3. Being kicked out for wearing a University of Waterloo sweatshirt that my brother gave to me for Christmas last year. And lastly;

4. Note-Taking: Laptop, or pen and paper? Which one? WHICH ONE? (It’s truly astounding how much time I’ve spent thinking about this, but truth be told, I’m just glad I was able to move on from the highly contentious Pens vs. Pencils debate).

I am smart enough to realize that my obsessions with these ridiculous fears are just a result of nerves. But as much time as I spend thinking about what could go wrong during my first year of university, I spend just as much time thinking optimistically (and hopefully realistically) about life at UTM. I realize that I have already been provided with solutions to some of my imagined problems. First of all, I am part of a community that includes distinguished professors, other professionals that specialize in career advice and academic assistance, and my fellow students who all want to succeed as much as I do. With these kinds of people surrounding me, I find it hard to imagine myself failing. Secondly, in a campus filled with thousands of students, the odds seem to be in my favour for finding at least a couple of friends. I also have access to Wi-Fi everywhere on campus to be able to email my parents back home to stave off some of those gnawing feelings of homesickness (or if I need money, of course). As far as getting lost, well, maybe by providing me with a Mississauga Transit bus pass is just UTM’s way of telling me that the best way to explore a city is to get lost in it.

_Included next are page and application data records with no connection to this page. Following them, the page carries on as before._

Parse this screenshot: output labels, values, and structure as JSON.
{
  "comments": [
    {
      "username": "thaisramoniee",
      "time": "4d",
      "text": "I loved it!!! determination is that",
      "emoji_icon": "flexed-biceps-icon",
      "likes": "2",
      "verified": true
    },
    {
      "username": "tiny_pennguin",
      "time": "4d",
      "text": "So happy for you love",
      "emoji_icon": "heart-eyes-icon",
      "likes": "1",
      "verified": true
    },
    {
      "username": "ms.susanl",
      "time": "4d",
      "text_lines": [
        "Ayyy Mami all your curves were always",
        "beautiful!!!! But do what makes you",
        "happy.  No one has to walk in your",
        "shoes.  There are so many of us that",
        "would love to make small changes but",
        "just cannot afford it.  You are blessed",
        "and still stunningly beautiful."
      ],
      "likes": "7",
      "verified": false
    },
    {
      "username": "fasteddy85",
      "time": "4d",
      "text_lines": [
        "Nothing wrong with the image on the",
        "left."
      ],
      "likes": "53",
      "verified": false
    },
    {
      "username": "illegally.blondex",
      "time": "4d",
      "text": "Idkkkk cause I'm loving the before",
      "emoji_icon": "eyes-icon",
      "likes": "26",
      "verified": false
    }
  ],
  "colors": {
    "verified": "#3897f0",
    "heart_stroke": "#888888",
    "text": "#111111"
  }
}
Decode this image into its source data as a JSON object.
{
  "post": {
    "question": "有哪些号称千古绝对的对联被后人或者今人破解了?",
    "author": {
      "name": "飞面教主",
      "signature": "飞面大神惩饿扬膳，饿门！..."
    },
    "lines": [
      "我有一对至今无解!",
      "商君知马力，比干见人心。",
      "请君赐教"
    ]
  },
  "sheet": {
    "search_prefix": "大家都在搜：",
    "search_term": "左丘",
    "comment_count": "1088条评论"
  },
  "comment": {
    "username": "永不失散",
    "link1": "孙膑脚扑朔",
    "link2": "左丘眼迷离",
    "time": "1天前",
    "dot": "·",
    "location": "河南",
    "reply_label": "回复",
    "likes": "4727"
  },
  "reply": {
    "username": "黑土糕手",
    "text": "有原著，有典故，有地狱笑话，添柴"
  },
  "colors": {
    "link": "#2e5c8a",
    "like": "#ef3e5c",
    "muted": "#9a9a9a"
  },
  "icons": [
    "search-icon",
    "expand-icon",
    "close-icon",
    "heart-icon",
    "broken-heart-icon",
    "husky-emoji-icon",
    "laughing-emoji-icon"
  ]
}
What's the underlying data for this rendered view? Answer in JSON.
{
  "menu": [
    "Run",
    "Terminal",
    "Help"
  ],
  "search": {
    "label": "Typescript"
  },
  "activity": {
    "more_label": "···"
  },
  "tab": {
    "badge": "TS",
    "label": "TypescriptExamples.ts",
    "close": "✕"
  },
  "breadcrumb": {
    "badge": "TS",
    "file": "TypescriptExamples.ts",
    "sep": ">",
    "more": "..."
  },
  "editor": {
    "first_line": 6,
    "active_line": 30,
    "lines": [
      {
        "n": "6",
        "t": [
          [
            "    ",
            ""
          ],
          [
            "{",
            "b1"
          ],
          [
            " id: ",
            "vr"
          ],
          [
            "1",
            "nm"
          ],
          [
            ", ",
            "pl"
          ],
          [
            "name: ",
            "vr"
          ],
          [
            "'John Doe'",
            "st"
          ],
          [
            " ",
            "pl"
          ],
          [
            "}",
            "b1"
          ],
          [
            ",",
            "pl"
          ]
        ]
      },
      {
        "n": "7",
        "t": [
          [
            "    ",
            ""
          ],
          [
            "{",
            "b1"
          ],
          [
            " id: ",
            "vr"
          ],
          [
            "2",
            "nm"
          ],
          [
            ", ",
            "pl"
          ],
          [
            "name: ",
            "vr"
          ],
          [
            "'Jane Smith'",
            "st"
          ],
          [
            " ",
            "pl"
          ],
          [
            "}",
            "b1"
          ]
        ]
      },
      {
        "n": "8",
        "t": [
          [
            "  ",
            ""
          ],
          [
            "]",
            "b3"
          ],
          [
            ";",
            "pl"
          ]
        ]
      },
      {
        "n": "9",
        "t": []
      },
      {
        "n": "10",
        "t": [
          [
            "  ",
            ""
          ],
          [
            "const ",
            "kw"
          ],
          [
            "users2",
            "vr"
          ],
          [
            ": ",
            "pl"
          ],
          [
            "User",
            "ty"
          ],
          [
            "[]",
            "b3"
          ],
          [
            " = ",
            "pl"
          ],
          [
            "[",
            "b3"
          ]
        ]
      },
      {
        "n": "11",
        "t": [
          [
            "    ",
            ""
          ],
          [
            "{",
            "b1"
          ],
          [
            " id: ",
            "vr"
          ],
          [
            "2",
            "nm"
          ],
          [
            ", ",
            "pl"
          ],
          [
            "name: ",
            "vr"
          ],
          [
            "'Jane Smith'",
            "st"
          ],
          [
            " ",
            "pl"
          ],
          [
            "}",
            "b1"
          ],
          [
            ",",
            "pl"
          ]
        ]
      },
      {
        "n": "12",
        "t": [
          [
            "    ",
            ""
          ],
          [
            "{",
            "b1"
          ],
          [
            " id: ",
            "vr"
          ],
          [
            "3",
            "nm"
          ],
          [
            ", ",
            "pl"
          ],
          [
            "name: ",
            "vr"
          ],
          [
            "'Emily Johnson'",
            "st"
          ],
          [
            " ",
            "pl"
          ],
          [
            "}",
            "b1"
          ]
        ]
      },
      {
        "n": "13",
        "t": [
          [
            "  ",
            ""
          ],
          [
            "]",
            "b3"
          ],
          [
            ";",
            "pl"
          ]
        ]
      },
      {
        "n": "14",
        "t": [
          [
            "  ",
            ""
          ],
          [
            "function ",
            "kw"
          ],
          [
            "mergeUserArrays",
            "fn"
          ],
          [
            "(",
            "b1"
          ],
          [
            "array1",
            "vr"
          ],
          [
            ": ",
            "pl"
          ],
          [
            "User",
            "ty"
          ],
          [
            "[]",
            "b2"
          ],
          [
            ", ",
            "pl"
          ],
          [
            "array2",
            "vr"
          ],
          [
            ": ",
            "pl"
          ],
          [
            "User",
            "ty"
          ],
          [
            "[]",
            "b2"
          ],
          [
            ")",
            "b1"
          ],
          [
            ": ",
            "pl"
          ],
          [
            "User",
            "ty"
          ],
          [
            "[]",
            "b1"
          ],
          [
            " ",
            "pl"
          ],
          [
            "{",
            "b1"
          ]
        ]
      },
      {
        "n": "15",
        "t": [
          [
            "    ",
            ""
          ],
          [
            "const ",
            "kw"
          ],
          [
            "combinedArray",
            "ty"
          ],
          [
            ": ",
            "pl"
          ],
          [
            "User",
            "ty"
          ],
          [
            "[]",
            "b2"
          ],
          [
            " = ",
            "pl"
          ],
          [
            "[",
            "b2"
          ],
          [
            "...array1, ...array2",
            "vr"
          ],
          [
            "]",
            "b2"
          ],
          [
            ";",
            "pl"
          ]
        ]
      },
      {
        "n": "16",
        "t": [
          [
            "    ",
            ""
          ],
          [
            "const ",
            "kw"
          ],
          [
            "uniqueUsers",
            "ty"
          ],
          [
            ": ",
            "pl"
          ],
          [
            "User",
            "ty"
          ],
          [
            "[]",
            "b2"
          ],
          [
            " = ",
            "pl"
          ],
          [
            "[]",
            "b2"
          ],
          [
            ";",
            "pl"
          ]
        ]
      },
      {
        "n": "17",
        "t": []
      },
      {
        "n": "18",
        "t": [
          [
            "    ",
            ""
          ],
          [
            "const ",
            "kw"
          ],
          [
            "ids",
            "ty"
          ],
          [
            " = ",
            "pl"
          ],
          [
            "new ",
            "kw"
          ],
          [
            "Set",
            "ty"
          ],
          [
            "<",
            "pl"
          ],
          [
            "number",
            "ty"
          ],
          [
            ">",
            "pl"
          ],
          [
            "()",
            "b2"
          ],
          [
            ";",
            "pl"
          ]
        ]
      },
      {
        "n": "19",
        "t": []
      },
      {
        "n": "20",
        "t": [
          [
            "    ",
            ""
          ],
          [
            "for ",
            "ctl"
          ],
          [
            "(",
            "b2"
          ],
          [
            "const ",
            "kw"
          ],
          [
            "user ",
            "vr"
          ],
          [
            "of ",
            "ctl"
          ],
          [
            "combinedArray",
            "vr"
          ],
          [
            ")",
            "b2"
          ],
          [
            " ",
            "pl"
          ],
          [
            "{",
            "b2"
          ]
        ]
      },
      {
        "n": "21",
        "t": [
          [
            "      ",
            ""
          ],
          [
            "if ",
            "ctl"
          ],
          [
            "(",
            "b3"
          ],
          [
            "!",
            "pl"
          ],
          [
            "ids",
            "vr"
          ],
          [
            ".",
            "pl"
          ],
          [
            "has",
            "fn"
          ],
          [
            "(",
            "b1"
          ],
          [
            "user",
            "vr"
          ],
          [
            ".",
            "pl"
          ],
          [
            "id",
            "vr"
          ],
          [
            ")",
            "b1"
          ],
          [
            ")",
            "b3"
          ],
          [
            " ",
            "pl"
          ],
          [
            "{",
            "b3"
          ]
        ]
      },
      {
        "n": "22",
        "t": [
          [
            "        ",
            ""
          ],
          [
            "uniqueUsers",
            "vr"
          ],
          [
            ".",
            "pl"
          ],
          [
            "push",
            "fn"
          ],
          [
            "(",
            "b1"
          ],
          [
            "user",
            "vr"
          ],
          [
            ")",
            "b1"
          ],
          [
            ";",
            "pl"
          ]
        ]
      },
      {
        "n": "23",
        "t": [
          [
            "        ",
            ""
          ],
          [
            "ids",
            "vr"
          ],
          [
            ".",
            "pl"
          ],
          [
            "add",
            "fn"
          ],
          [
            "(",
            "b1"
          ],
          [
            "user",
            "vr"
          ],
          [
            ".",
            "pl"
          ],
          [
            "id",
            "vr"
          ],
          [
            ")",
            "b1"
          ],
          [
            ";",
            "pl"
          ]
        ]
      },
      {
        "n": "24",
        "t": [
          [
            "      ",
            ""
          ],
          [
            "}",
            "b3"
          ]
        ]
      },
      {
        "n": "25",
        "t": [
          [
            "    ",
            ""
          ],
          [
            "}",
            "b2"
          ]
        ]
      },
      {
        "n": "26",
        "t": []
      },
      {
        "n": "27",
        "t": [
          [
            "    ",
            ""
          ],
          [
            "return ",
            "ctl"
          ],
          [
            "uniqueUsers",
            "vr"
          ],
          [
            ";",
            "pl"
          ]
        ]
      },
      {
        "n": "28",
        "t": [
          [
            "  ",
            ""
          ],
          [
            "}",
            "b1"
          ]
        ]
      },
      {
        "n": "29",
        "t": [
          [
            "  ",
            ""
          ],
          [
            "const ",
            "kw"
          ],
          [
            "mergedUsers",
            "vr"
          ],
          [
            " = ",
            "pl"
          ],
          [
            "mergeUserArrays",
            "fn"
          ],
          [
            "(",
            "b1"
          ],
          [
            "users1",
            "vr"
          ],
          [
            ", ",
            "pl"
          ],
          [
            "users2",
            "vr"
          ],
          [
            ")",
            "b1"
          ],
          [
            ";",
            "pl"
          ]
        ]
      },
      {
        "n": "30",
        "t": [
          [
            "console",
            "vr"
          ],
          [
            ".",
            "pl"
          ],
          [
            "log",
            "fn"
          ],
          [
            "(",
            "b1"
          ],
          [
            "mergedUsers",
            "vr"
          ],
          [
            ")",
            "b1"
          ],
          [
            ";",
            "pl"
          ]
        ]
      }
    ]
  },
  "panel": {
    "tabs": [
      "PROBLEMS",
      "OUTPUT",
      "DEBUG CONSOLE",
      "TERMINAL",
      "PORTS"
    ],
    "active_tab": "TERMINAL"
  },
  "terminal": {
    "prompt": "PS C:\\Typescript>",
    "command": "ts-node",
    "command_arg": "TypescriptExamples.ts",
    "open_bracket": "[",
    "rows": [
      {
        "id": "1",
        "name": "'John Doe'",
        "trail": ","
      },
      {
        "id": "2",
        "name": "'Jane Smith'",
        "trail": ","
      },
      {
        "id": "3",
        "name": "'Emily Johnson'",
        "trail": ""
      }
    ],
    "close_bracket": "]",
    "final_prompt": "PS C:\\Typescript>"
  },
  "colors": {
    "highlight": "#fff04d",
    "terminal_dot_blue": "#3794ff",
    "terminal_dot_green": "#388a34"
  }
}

Ironically, what I’m most afraid of is that I will give into my fears and I will not have a positive university experience. But, logically, I know that having fears are normal, and I will not allow mine to ruin the next four years I spend at UTM. I won’t be too afraid to talk to people that I don’t know, or to join a club or sports team. I won’t be too afraid to ask questions, or to take advantage of the resources and facilities available on campus. If I do, I know that I will regret it.

As a mature student worthy of admission to a prime institution such as the University of Toronto, I must be practical and intelligent enough to realize that I will survive my transition to university life, and that my fears will be allayed probably within the first few days that I spend on campus. Millions of students before me have succeeded in making the transition and have gone on to graduate and do great things. Among them is a man that I happen to admire very much: Tim Long, a writer for the television show The Simpsons. Why do I admire him? Well, he has helped to create not only one of the most memorable television characters of all time, but also one of my heroes: Mr. Homer J. Simpson, the one person that I can trust in this world to give me sound, well-thought-out advice. May his inspiring words comfort you as much as they have comforted me: “The only danger is if they send us to that terrible planet of the apes.” Truer words have never been spoken.